(Beginning of Exercise data)
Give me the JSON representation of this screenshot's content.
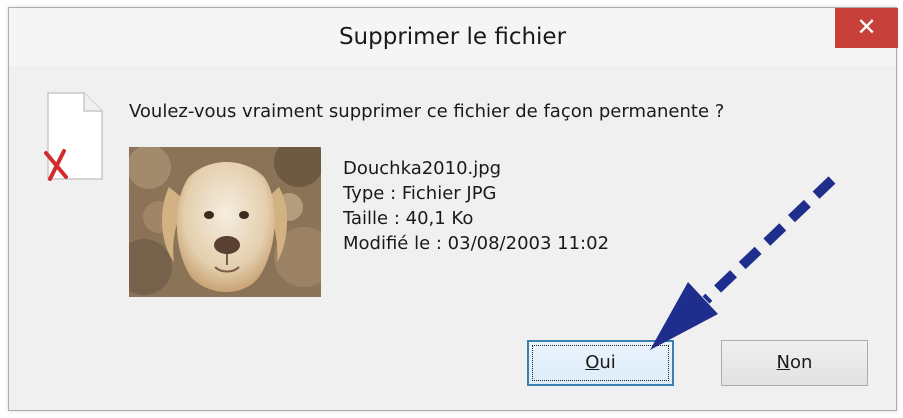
{
  "window": {
    "title": "Supprimer le fichier",
    "close_glyph": "✕"
  },
  "dialog": {
    "question": "Voulez-vous vraiment supprimer ce fichier de façon permanente ?",
    "icon": "file-delete-icon",
    "thumbnail": "dog-photo-thumbnail"
  },
  "file": {
    "name": "Douchka2010.jpg",
    "type": "Type : Fichier JPG",
    "size": "Taille : 40,1 Ko",
    "modified": "Modifié le : 03/08/2003 11:02"
  },
  "buttons": {
    "yes_mnemonic": "O",
    "yes_rest": "ui",
    "no_mnemonic": "N",
    "no_rest": "on"
  },
  "colors": {
    "close_bg": "#c7413a",
    "arrow": "#1f2e8c",
    "focus_border": "#3c7fb1"
  }
}
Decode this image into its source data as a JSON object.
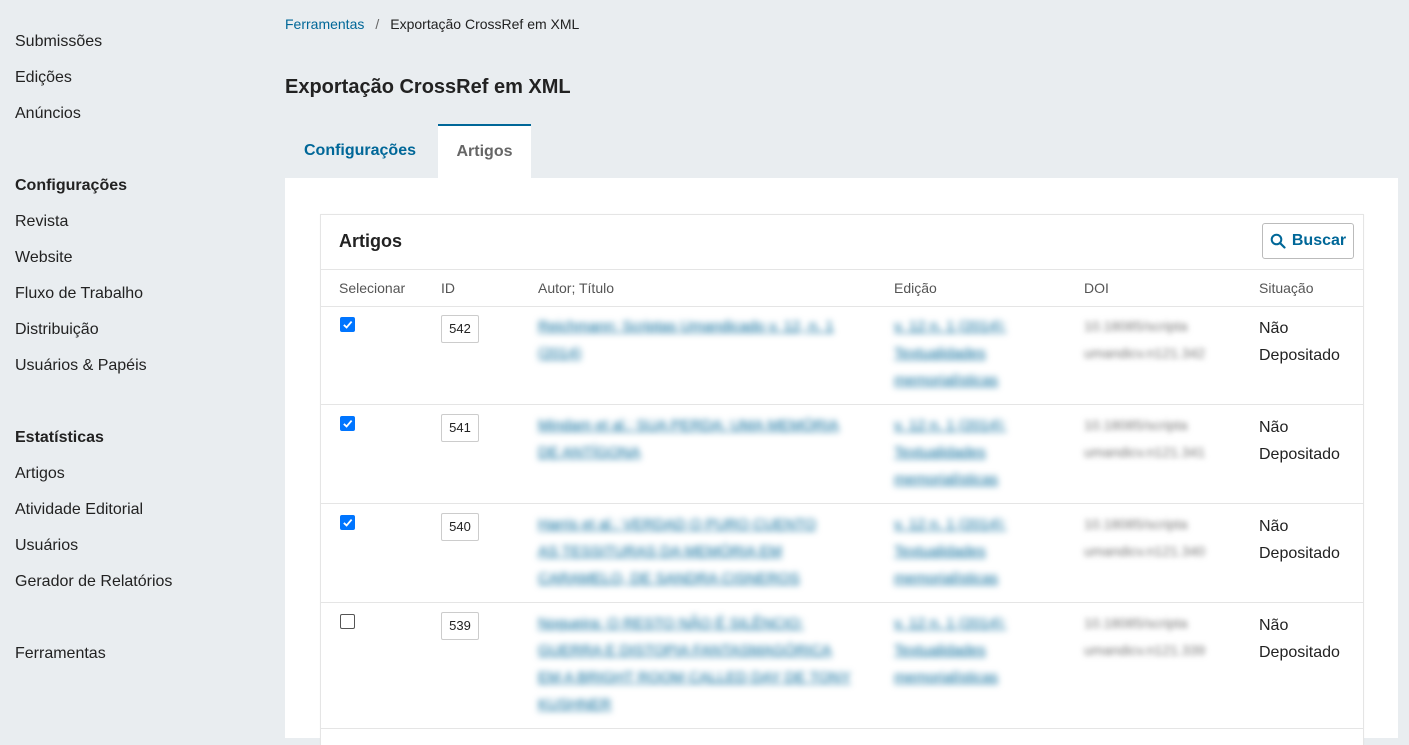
{
  "sidebar": {
    "items_top": [
      "Submissões",
      "Edições",
      "Anúncios"
    ],
    "section_config": "Configurações",
    "items_config": [
      "Revista",
      "Website",
      "Fluxo de Trabalho",
      "Distribuição",
      "Usuários & Papéis"
    ],
    "section_stats": "Estatísticas",
    "items_stats": [
      "Artigos",
      "Atividade Editorial",
      "Usuários",
      "Gerador de Relatórios"
    ],
    "tools": "Ferramentas"
  },
  "breadcrumb": {
    "link": "Ferramentas",
    "separator": "/",
    "current": "Exportação CrossRef em XML"
  },
  "page_title": "Exportação CrossRef em XML",
  "tabs": [
    "Configurações",
    "Artigos"
  ],
  "listing": {
    "title": "Artigos",
    "search_label": "Buscar",
    "columns": [
      "Selecionar",
      "ID",
      "Autor; Título",
      "Edição",
      "DOI",
      "Situação"
    ],
    "rows": [
      {
        "checked": true,
        "id": "542",
        "title_lines": [
          "Reichmann: Scriptas Umandicado v. 12, n. 1",
          "(2014)"
        ],
        "issue_lines": [
          "v. 12 n. 1 (2014):",
          "Textualidades",
          "memorialísticas"
        ],
        "doi_lines": [
          "10.18085/scripta",
          "umandicv.n121.342"
        ],
        "status_lines": [
          "Não",
          "Depositado"
        ]
      },
      {
        "checked": true,
        "id": "541",
        "title_lines": [
          "Mindam et al.: SUA PERDA: UMA MEMÓRIA",
          "DE ANTÍGONA"
        ],
        "issue_lines": [
          "v. 12 n. 1 (2014):",
          "Textualidades",
          "memorialísticas"
        ],
        "doi_lines": [
          "10.18085/scripta",
          "umandicv.n121.341"
        ],
        "status_lines": [
          "Não",
          "Depositado"
        ]
      },
      {
        "checked": true,
        "id": "540",
        "title_lines": [
          "Harris et al.: VERDAD O PURO CUENTO",
          "AS TESSITURAS DA MEMÓRIA EM",
          "CARAMELO, DE SANDRA CISNEROS"
        ],
        "issue_lines": [
          "v. 12 n. 1 (2014):",
          "Textualidades",
          "memorialísticas"
        ],
        "doi_lines": [
          "10.18085/scripta",
          "umandicv.n121.340"
        ],
        "status_lines": [
          "Não",
          "Depositado"
        ]
      },
      {
        "checked": false,
        "id": "539",
        "title_lines": [
          "Nogueira: O RESTO NÃO É SILÊNCIO:",
          "GUERRA E DISTOPIA FANTASMAGÓRICA",
          "EM A BRIGHT ROOM CALLED DAY DE TONY",
          "KUSHNER"
        ],
        "issue_lines": [
          "v. 12 n. 1 (2014):",
          "Textualidades",
          "memorialísticas"
        ],
        "doi_lines": [
          "10.18085/scripta",
          "umandicv.n121.339"
        ],
        "status_lines": [
          "Não",
          "Depositado"
        ]
      }
    ]
  }
}
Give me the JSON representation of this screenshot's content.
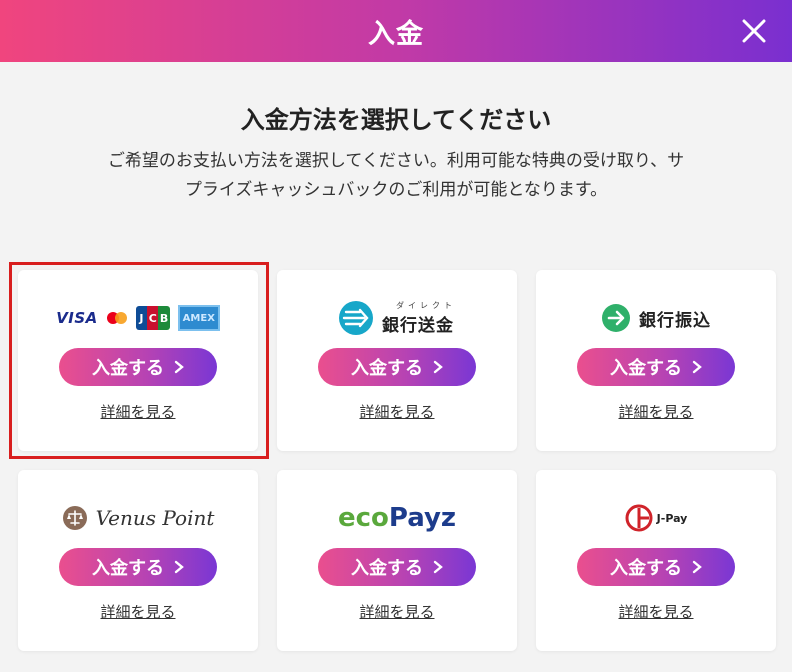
{
  "header": {
    "title": "入金"
  },
  "heading": "入金方法を選択してください",
  "description": "ご希望のお支払い方法を選択してください。利用可能な特典の受け取り、サプライズキャッシュバックのご利用が可能となります。",
  "button_label": "入金する",
  "detail_label": "詳細を見る",
  "methods": [
    {
      "logo_texts": [
        "VISA",
        "JCB",
        "AMEX"
      ]
    },
    {
      "logo_texts": [
        "ダイレクト",
        "銀行送金"
      ]
    },
    {
      "logo_texts": [
        "銀行振込"
      ]
    },
    {
      "logo_texts": [
        "Venus Point"
      ]
    },
    {
      "logo_texts": [
        "eco",
        "Payz"
      ]
    },
    {
      "logo_texts": [
        "J-Pay"
      ]
    }
  ],
  "colors": {
    "header_gradient": [
      "#f0457e",
      "#7a2fd0"
    ],
    "button_gradient": [
      "#ea4f8e",
      "#7a37d4"
    ],
    "highlight": "#d81e1e",
    "eco_green": "#5aa83c",
    "eco_blue": "#1d3c8c"
  },
  "icons": [
    "close-icon",
    "chevron-right-icon",
    "mastercard-icon",
    "direct-transfer-icon",
    "arrow-circle-icon",
    "venus-scales-icon",
    "jpay-icon"
  ]
}
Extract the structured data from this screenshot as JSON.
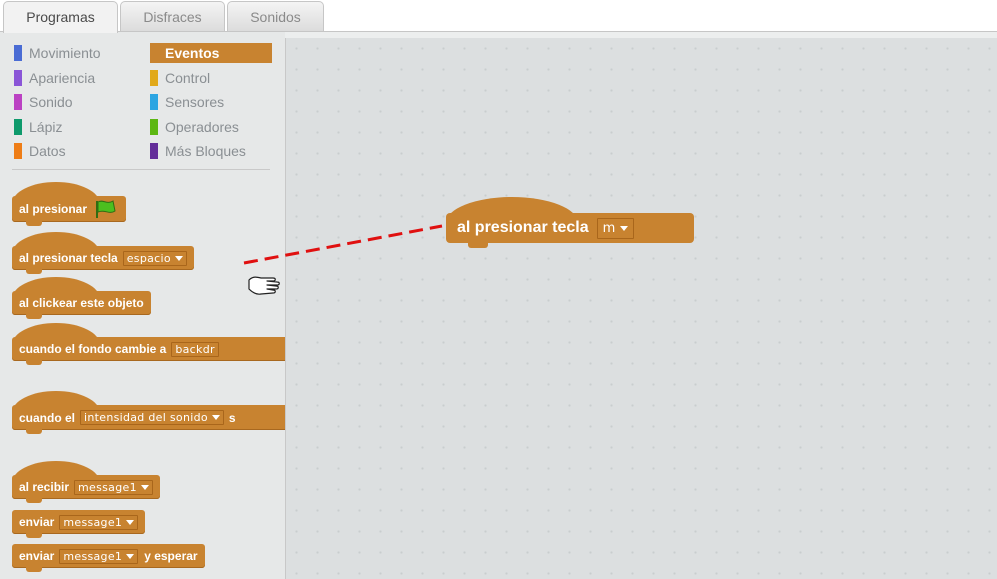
{
  "tabs": [
    {
      "label": "Programas",
      "active": true
    },
    {
      "label": "Disfraces",
      "active": false
    },
    {
      "label": "Sonidos",
      "active": false
    }
  ],
  "categories": [
    {
      "label": "Movimiento",
      "color": "#4a6cd4"
    },
    {
      "label": "Apariencia",
      "color": "#8a55d7"
    },
    {
      "label": "Sonido",
      "color": "#bb42c3"
    },
    {
      "label": "Lápiz",
      "color": "#0e9a6c"
    },
    {
      "label": "Datos",
      "color": "#ee7d16"
    },
    {
      "label": "Eventos",
      "color": "#c88330",
      "selected": true
    },
    {
      "label": "Control",
      "color": "#e1a91a"
    },
    {
      "label": "Sensores",
      "color": "#2ca5e2"
    },
    {
      "label": "Operadores",
      "color": "#5cb712"
    },
    {
      "label": "Más Bloques",
      "color": "#632d99"
    }
  ],
  "blocks": {
    "green_flag": {
      "label": "al presionar",
      "icon": "green-flag-icon"
    },
    "key_press": {
      "label": "al presionar tecla",
      "key": "espacio"
    },
    "sprite_click": {
      "label": "al clickear este objeto"
    },
    "backdrop": {
      "label": "cuando el fondo cambie a",
      "value": "backdr"
    },
    "sensor": {
      "label": "cuando el",
      "value": "intensidad del sonido",
      "tail": "s"
    },
    "receive": {
      "label": "al recibir",
      "value": "message1"
    },
    "broadcast": {
      "label": "enviar",
      "value": "message1"
    },
    "broadcast_wait": {
      "label": "enviar",
      "value": "message1",
      "tail": "y esperar"
    }
  },
  "script_area": {
    "block": {
      "label": "al presionar tecla",
      "key": "m"
    }
  },
  "colors": {
    "events": "#c88330",
    "drag_line": "#e01010"
  }
}
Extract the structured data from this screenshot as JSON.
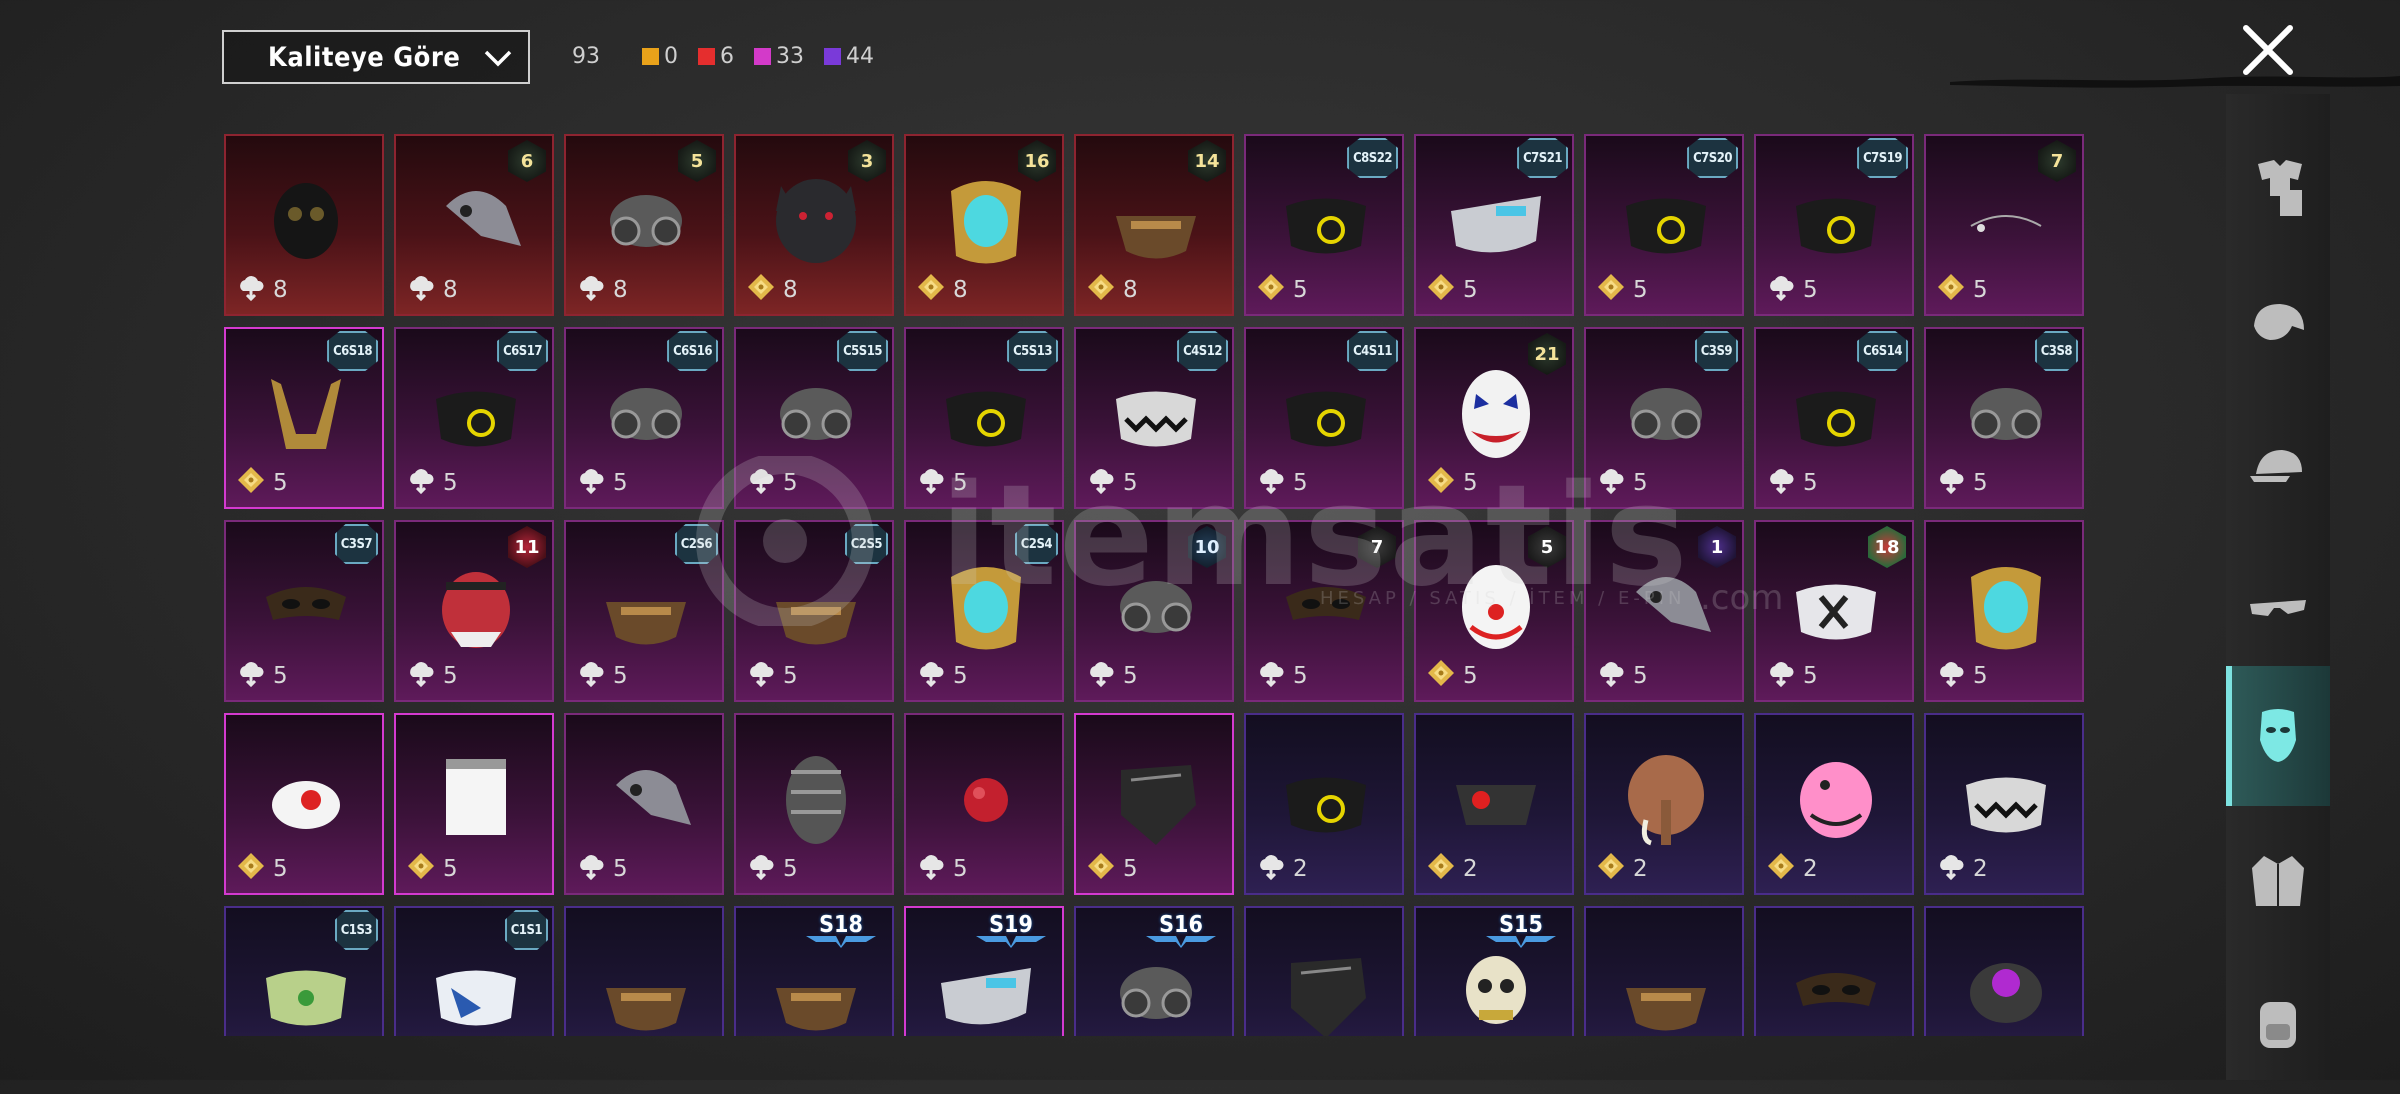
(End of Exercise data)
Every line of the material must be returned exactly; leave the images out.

Give me the JSON representation of this screenshot's content.
{
  "window": {
    "title": "Supprimer le fichier",
    "close_glyph": "✕"
  },
  "dialog": {
    "question": "Voulez-vous vraiment supprimer ce fichier de façon permanente ?",
    "icon": "file-delete-icon",
    "thumbnail": "dog-photo-thumbnail"
  },
  "file": {
    "name": "Douchka2010.jpg",
    "type": "Type : Fichier JPG",
    "size": "Taille : 40,1 Ko",
    "modified": "Modifié le : 03/08/2003 11:02"
  },
  "buttons": {
    "yes_mnemonic": "O",
    "yes_rest": "ui",
    "no_mnemonic": "N",
    "no_rest": "on"
  },
  "colors": {
    "close_bg": "#c7413a",
    "arrow": "#1f2e8c",
    "focus_border": "#3c7fb1"
  }
}
Decode this image into its source data as a JSON object.
{
  "sidebar": {
    "items_top": [
      "Submissões",
      "Edições",
      "Anúncios"
    ],
    "section_config": "Configurações",
    "items_config": [
      "Revista",
      "Website",
      "Fluxo de Trabalho",
      "Distribuição",
      "Usuários & Papéis"
    ],
    "section_stats": "Estatísticas",
    "items_stats": [
      "Artigos",
      "Atividade Editorial",
      "Usuários",
      "Gerador de Relatórios"
    ],
    "tools": "Ferramentas"
  },
  "breadcrumb": {
    "link": "Ferramentas",
    "separator": "/",
    "current": "Exportação CrossRef em XML"
  },
  "page_title": "Exportação CrossRef em XML",
  "tabs": [
    "Configurações",
    "Artigos"
  ],
  "listing": {
    "title": "Artigos",
    "search_label": "Buscar",
    "columns": [
      "Selecionar",
      "ID",
      "Autor; Título",
      "Edição",
      "DOI",
      "Situação"
    ],
    "rows": [
      {
        "checked": true,
        "id": "542",
        "title_lines": [
          "Reichmann: Scriptas Umandicado v. 12, n. 1",
          "(2014)"
        ],
        "issue_lines": [
          "v. 12 n. 1 (2014):",
          "Textualidades",
          "memorialísticas"
        ],
        "doi_lines": [
          "10.18085/scripta",
          "umandicv.n121.342"
        ],
        "status_lines": [
          "Não",
          "Depositado"
        ]
      },
      {
        "checked": true,
        "id": "541",
        "title_lines": [
          "Mindam et al.: SUA PERDA: UMA MEMÓRIA",
          "DE ANTÍGONA"
        ],
        "issue_lines": [
          "v. 12 n. 1 (2014):",
          "Textualidades",
          "memorialísticas"
        ],
        "doi_lines": [
          "10.18085/scripta",
          "umandicv.n121.341"
        ],
        "status_lines": [
          "Não",
          "Depositado"
        ]
      },
      {
        "checked": true,
        "id": "540",
        "title_lines": [
          "Harris et al.: VERDAD O PURO CUENTO",
          "AS TESSITURAS DA MEMÓRIA EM",
          "CARAMELO, DE SANDRA CISNEROS"
        ],
        "issue_lines": [
          "v. 12 n. 1 (2014):",
          "Textualidades",
          "memorialísticas"
        ],
        "doi_lines": [
          "10.18085/scripta",
          "umandicv.n121.340"
        ],
        "status_lines": [
          "Não",
          "Depositado"
        ]
      },
      {
        "checked": false,
        "id": "539",
        "title_lines": [
          "Nogueira: O RESTO NÃO É SILÊNCIO:",
          "GUERRA E DISTOPIA FANTASMAGÓRICA",
          "EM A BRIGHT ROOM CALLED DAY DE TONY",
          "KUSHNER"
        ],
        "issue_lines": [
          "v. 12 n. 1 (2014):",
          "Textualidades",
          "memorialísticas"
        ],
        "doi_lines": [
          "10.18085/scripta",
          "umandicv.n121.339"
        ],
        "status_lines": [
          "Não",
          "Depositado"
        ]
      }
    ]
  }
}
Give me the JSON representation of this screenshot's content.
{
  "header": {
    "title": "入金"
  },
  "heading": "入金方法を選択してください",
  "description": "ご希望のお支払い方法を選択してください。利用可能な特典の受け取り、サプライズキャッシュバックのご利用が可能となります。",
  "button_label": "入金する",
  "detail_label": "詳細を見る",
  "methods": [
    {
      "logo_texts": [
        "VISA",
        "JCB",
        "AMEX"
      ]
    },
    {
      "logo_texts": [
        "ダイレクト",
        "銀行送金"
      ]
    },
    {
      "logo_texts": [
        "銀行振込"
      ]
    },
    {
      "logo_texts": [
        "Venus Point"
      ]
    },
    {
      "logo_texts": [
        "eco",
        "Payz"
      ]
    },
    {
      "logo_texts": [
        "J-Pay"
      ]
    }
  ],
  "colors": {
    "header_gradient": [
      "#f0457e",
      "#7a2fd0"
    ],
    "button_gradient": [
      "#ea4f8e",
      "#7a37d4"
    ],
    "highlight": "#d81e1e",
    "eco_green": "#5aa83c",
    "eco_blue": "#1d3c8c"
  },
  "icons": [
    "close-icon",
    "chevron-right-icon",
    "mastercard-icon",
    "direct-transfer-icon",
    "arrow-circle-icon",
    "venus-scales-icon",
    "jpay-icon"
  ]
}
Extract the structured data from this screenshot as JSON.
{
  "tabs": [
    {
      "label": "Programas",
      "active": true
    },
    {
      "label": "Disfraces",
      "active": false
    },
    {
      "label": "Sonidos",
      "active": false
    }
  ],
  "categories": [
    {
      "label": "Movimiento",
      "color": "#4a6cd4"
    },
    {
      "label": "Apariencia",
      "color": "#8a55d7"
    },
    {
      "label": "Sonido",
      "color": "#bb42c3"
    },
    {
      "label": "Lápiz",
      "color": "#0e9a6c"
    },
    {
      "label": "Datos",
      "color": "#ee7d16"
    },
    {
      "label": "Eventos",
      "color": "#c88330",
      "selected": true
    },
    {
      "label": "Control",
      "color": "#e1a91a"
    },
    {
      "label": "Sensores",
      "color": "#2ca5e2"
    },
    {
      "label": "Operadores",
      "color": "#5cb712"
    },
    {
      "label": "Más Bloques",
      "color": "#632d99"
    }
  ],
  "blocks": {
    "green_flag": {
      "label": "al presionar",
      "icon": "green-flag-icon"
    },
    "key_press": {
      "label": "al presionar tecla",
      "key": "espacio"
    },
    "sprite_click": {
      "label": "al clickear este objeto"
    },
    "backdrop": {
      "label": "cuando el fondo cambie a",
      "value": "backdr"
    },
    "sensor": {
      "label": "cuando el",
      "value": "intensidad del sonido",
      "tail": "s"
    },
    "receive": {
      "label": "al recibir",
      "value": "message1"
    },
    "broadcast": {
      "label": "enviar",
      "value": "message1"
    },
    "broadcast_wait": {
      "label": "enviar",
      "value": "message1",
      "tail": "y esperar"
    }
  },
  "script_area": {
    "block": {
      "label": "al presionar tecla",
      "key": "m"
    }
  },
  "colors": {
    "events": "#c88330",
    "drag_line": "#e01010"
  }
}
Extract the structured data from this screenshot as JSON.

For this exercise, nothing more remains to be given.